Exercise directions:
The answer must be an exact reproduction of all the entries.

= Beginning of Section =

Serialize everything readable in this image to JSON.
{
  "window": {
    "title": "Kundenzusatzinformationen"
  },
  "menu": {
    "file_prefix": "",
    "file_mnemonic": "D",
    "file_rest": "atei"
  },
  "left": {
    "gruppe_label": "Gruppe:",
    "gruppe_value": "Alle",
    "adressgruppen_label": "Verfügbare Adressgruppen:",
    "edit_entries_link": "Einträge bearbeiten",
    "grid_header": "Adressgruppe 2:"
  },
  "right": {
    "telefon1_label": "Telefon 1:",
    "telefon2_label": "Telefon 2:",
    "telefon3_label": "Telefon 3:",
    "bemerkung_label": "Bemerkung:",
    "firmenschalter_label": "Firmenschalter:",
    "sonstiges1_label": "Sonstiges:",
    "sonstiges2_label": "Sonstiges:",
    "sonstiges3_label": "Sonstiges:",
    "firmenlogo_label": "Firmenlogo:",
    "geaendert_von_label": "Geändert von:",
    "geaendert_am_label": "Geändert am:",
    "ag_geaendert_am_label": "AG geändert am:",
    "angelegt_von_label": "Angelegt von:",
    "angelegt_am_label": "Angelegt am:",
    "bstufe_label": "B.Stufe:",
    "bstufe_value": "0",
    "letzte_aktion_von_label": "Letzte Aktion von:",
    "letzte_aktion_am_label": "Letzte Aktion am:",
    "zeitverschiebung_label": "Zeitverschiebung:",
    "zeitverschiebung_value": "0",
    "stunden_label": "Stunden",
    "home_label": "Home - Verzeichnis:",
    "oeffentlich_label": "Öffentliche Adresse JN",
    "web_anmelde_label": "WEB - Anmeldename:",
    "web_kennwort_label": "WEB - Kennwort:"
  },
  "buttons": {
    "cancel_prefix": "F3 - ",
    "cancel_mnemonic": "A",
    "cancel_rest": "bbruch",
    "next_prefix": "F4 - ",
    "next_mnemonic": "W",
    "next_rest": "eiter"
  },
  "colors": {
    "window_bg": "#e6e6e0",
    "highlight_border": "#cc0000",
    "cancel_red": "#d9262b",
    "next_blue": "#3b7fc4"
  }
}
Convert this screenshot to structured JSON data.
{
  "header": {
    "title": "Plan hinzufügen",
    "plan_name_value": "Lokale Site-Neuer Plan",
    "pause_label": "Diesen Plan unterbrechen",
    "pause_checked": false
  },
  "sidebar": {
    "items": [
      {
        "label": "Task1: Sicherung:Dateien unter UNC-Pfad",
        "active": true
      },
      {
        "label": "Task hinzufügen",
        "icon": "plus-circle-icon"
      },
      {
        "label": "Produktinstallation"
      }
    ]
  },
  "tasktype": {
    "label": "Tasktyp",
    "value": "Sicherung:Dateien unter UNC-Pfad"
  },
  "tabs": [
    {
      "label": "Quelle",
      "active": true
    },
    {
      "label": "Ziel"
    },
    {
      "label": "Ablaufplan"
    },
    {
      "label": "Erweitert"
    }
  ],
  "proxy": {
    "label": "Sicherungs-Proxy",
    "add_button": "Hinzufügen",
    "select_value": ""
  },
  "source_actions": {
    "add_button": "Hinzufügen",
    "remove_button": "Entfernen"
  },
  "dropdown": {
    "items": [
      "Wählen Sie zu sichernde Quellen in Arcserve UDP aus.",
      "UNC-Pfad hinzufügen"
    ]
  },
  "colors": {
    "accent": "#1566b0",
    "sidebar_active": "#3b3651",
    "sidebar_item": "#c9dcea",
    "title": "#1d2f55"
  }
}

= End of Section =

Task answer:
Serialize everything readable in this image to JSON.
{
  "window": {
    "title": "Kundenzusatzinformationen"
  },
  "menu": {
    "file_prefix": "",
    "file_mnemonic": "D",
    "file_rest": "atei"
  },
  "left": {
    "gruppe_label": "Gruppe:",
    "gruppe_value": "Alle",
    "adressgruppen_label": "Verfügbare Adressgruppen:",
    "edit_entries_link": "Einträge bearbeiten",
    "grid_header": "Adressgruppe 2:"
  },
  "right": {
    "telefon1_label": "Telefon 1:",
    "telefon2_label": "Telefon 2:",
    "telefon3_label": "Telefon 3:",
    "bemerkung_label": "Bemerkung:",
    "firmenschalter_label": "Firmenschalter:",
    "sonstiges1_label": "Sonstiges:",
    "sonstiges2_label": "Sonstiges:",
    "sonstiges3_label": "Sonstiges:",
    "firmenlogo_label": "Firmenlogo:",
    "geaendert_von_label": "Geändert von:",
    "geaendert_am_label": "Geändert am:",
    "ag_geaendert_am_label": "AG geändert am:",
    "angelegt_von_label": "Angelegt von:",
    "angelegt_am_label": "Angelegt am:",
    "bstufe_label": "B.Stufe:",
    "bstufe_value": "0",
    "letzte_aktion_von_label": "Letzte Aktion von:",
    "letzte_aktion_am_label": "Letzte Aktion am:",
    "zeitverschiebung_label": "Zeitverschiebung:",
    "zeitverschiebung_value": "0",
    "stunden_label": "Stunden",
    "home_label": "Home - Verzeichnis:",
    "oeffentlich_label": "Öffentliche Adresse JN",
    "web_anmelde_label": "WEB - Anmeldename:",
    "web_kennwort_label": "WEB - Kennwort:"
  },
  "buttons": {
    "cancel_prefix": "F3 - ",
    "cancel_mnemonic": "A",
    "cancel_rest": "bbruch",
    "next_prefix": "F4 - ",
    "next_mnemonic": "W",
    "next_rest": "eiter"
  },
  "colors": {
    "window_bg": "#e6e6e0",
    "highlight_border": "#cc0000",
    "cancel_red": "#d9262b",
    "next_blue": "#3b7fc4"
  }
}
Convert this screenshot to structured JSON data.
{
  "header": {
    "title": "Plan hinzufügen",
    "plan_name_value": "Lokale Site-Neuer Plan",
    "pause_label": "Diesen Plan unterbrechen",
    "pause_checked": false
  },
  "sidebar": {
    "items": [
      {
        "label": "Task1: Sicherung:Dateien unter UNC-Pfad",
        "active": true
      },
      {
        "label": "Task hinzufügen",
        "icon": "plus-circle-icon"
      },
      {
        "label": "Produktinstallation"
      }
    ]
  },
  "tasktype": {
    "label": "Tasktyp",
    "value": "Sicherung:Dateien unter UNC-Pfad"
  },
  "tabs": [
    {
      "label": "Quelle",
      "active": true
    },
    {
      "label": "Ziel"
    },
    {
      "label": "Ablaufplan"
    },
    {
      "label": "Erweitert"
    }
  ],
  "proxy": {
    "label": "Sicherungs-Proxy",
    "add_button": "Hinzufügen",
    "select_value": ""
  },
  "source_actions": {
    "add_button": "Hinzufügen",
    "remove_button": "Entfernen"
  },
  "dropdown": {
    "items": [
      "Wählen Sie zu sichernde Quellen in Arcserve UDP aus.",
      "UNC-Pfad hinzufügen"
    ]
  },
  "colors": {
    "accent": "#1566b0",
    "sidebar_active": "#3b3651",
    "sidebar_item": "#c9dcea",
    "title": "#1d2f55"
  }
}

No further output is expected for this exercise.